It’s vitally important to get to the bottom of what happened behind the FDA’s walls during the approval process. I personally would also be very interested to know what role, if any, was played by so-called patient groups like the Alzheimer’s Association, the largest non-profit funder of AD research.
In the name of the patient
One of the most popular recent trends in healthcare is the drive to what some call “consumer-centric healthcare.” Among many other things this term implies a greater patient involvement in every step of the healthcare delivery process.
The emphasis on patients’ needs has triggered the rapid proliferation of activist groups calling for patients taking a more active role in important healthcare decisions. While any attempts to listen to the proverbial voice of the customer can only be welcomed—be it healthcare or any other customer-oriented industry—one ought to remember that the history of patient group involvement in healthcare decision making process is not without controversy.
Back in the 1980s, the outbreak of AIDS brought to life a voiceful and influential advocacy on behalf of AIDS patients. Having launched an unprecedented in its magnitude public campaign, the AIDS patient advocates succeeded in persuading the U.S. policymakers to shift substantial amounts of NIH funds to HIV/AIDS research. The powerful infusion of taxpayers’ money helped rapidly identify the origin of the HIV/AIDS epidemics and then develop life-saving treatments.
Yet many critics complained that by receiving the amount of NIH funds that wasn’t commensurate with the number of HIV/AIDS patients, the program had siphoned much needed resources away from other, more important, public health needs.
It appears that the case of AIDS is hardly exceptional. In fact, it points to a general trend: various patient groups actively influencing federal funding in favor of “their” diseases.
A 2012 study conducted by Rachel Kahn Best from University of Michigan follows how disease advocacy organizations lobbied Congress for a greater share of NIH funding. Using data on 53 diseases over 19 years, Kahn Best showed that for each $1,000 spent on lobbying for a specific disease, there was an associated $25,000 increase in research funds for this disease the following year.

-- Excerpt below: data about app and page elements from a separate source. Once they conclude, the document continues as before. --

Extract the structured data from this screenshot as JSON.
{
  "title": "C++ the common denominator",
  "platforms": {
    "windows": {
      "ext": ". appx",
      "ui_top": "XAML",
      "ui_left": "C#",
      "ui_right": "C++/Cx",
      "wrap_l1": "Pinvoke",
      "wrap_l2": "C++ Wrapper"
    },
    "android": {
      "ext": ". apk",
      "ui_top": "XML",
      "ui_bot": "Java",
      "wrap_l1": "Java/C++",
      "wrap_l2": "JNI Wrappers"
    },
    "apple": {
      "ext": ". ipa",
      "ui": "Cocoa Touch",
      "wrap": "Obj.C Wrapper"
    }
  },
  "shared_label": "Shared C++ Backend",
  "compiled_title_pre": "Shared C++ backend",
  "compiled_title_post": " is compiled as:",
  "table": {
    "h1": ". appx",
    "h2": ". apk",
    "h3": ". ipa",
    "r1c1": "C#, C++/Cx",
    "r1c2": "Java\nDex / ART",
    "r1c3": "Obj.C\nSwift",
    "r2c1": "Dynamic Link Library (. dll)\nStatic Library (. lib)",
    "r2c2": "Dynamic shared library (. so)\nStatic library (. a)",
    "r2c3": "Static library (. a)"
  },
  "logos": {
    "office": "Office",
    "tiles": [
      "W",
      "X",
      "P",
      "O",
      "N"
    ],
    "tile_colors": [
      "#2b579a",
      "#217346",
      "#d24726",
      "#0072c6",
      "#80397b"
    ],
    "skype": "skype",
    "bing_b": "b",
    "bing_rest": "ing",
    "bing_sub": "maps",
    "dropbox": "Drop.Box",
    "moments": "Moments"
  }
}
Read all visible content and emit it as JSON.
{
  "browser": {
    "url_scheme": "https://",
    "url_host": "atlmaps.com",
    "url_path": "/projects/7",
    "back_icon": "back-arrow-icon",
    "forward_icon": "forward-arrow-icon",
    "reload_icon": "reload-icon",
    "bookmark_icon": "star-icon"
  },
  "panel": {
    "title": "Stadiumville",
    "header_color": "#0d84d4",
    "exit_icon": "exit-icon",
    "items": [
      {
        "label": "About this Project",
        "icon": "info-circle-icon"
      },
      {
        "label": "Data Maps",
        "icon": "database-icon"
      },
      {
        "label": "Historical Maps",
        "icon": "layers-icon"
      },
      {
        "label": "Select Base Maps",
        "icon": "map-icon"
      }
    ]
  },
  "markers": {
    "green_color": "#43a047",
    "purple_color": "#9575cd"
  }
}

What is wrong with that, one might ask? Well, the problem is that the amount of NIH funds allocated for any particular disease is being determined not by some objective parameters associated with this disease—for example, by the so-called burden of disease–but rather by the strength of a corresponding patient advocacy group and the amount of money it spends on lobbying members of Congress.
Predictably enough, when you have winners, you have losers, too. Kahn Best points out that diseases affecting primarily women (except for breast cancer) and African Americans tend to receive lower levels of funding because of weaker lobbying.
Besides, adequate funding isn’t provided to so-called stigmatized diseases, such as lung and liver cancer, associated with patients’ “bad behavior” (smoking for lung cancer and alcohol consumption for liver cancer). Year after year, both diseases received smaller funding than would have been predicted based solely on patient mortality.
While welcoming public involvement in healthcare decisions, we ought to find ways restricting the influence of special interests—and money they bring along—on the healthcare decision making process. I know, I know.
A boomerang drug
I’m sure that the Aduhelm approval was considered by many FDA folks as a winning shot at improving the badly damaged reputation of the agency. Instead, Aduhelm became a boomerang drug of sorts adding insult to injury.
Calls to reform the FDA become louder. Can it be reformed?